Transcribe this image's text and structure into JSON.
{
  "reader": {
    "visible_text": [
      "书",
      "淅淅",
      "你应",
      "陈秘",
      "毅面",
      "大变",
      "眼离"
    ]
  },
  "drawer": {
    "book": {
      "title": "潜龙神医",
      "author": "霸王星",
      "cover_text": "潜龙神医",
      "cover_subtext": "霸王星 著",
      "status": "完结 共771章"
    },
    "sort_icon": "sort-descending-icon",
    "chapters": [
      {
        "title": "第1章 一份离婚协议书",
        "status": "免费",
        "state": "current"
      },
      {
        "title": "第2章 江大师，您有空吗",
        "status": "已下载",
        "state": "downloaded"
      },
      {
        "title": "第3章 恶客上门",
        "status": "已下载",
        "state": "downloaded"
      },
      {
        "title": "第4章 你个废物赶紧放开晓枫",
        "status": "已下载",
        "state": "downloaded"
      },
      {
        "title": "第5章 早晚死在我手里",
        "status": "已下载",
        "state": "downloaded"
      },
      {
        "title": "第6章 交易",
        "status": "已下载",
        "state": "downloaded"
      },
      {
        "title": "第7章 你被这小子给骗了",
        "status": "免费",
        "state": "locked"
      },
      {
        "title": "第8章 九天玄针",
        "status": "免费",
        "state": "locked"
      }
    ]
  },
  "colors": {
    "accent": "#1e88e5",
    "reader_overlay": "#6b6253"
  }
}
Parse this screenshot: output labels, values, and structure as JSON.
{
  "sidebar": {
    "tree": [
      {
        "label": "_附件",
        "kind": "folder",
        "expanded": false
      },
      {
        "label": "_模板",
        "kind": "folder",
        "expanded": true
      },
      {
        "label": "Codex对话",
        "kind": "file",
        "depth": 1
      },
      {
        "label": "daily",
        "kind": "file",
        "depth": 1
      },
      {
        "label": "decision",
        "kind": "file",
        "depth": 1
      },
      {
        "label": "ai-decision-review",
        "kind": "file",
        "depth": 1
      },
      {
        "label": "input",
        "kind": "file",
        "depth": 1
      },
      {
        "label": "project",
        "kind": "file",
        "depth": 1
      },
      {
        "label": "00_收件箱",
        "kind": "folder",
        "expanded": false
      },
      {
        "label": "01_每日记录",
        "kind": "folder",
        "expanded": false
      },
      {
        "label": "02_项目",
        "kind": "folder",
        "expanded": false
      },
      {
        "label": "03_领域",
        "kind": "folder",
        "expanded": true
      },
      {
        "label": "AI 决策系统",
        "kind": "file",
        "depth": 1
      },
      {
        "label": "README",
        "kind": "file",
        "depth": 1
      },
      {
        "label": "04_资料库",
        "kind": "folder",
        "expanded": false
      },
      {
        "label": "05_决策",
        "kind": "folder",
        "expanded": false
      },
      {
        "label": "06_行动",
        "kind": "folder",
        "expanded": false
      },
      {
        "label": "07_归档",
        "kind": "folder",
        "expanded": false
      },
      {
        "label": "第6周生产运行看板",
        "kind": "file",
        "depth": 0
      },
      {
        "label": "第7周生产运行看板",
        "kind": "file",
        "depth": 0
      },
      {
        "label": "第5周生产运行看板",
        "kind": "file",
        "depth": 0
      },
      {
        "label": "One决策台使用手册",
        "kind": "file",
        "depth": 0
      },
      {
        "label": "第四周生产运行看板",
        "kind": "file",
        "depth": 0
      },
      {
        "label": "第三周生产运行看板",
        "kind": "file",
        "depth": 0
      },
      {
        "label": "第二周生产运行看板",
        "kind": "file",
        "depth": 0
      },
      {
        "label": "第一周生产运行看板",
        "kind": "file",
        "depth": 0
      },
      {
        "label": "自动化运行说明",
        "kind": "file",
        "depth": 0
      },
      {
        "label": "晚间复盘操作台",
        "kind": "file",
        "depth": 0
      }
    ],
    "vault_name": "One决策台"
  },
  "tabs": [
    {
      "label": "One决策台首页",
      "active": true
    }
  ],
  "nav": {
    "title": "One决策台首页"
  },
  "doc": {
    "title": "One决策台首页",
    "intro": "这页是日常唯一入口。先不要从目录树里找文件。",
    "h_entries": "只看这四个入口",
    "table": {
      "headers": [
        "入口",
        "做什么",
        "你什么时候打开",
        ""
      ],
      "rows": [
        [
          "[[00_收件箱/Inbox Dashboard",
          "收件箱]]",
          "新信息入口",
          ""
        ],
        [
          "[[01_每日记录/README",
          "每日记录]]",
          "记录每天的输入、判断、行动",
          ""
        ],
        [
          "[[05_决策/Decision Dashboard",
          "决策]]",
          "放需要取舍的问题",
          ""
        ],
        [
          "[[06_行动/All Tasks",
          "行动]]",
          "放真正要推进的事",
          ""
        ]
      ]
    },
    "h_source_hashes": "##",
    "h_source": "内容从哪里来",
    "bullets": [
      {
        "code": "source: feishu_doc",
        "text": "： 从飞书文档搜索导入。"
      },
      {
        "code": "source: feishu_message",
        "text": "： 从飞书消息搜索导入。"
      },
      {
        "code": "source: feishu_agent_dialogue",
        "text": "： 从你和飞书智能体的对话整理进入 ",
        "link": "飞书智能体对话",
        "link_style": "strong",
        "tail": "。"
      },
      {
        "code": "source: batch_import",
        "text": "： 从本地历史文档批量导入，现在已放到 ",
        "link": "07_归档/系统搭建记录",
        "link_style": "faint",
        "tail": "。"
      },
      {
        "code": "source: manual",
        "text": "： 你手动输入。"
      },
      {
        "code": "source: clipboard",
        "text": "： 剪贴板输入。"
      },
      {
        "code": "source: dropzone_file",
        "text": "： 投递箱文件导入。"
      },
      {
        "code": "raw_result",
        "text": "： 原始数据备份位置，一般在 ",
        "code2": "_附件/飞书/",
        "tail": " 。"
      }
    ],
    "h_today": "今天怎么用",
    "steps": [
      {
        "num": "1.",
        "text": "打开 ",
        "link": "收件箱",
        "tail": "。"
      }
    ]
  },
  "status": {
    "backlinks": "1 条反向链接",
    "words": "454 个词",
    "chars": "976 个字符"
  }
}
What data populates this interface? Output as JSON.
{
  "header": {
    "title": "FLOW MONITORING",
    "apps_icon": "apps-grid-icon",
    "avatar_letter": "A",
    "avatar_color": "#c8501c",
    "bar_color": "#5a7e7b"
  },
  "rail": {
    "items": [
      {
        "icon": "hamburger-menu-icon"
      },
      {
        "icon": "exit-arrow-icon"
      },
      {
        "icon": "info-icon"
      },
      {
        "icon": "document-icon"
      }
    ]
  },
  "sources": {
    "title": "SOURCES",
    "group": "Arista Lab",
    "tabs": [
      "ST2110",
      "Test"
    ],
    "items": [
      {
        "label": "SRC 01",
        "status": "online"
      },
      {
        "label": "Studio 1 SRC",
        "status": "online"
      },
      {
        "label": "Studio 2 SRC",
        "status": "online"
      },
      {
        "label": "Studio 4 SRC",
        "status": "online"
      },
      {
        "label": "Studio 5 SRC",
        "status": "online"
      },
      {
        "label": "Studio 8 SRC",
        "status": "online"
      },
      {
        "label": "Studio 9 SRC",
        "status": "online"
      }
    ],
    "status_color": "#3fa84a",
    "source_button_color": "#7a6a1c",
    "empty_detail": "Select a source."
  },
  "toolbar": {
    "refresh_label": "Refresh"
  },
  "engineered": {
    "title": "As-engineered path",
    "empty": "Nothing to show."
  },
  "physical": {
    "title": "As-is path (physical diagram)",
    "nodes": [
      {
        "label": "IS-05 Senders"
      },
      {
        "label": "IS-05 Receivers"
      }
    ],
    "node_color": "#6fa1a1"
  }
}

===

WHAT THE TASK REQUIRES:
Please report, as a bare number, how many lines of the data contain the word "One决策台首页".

ANSWER TO THE PROBLEM:
3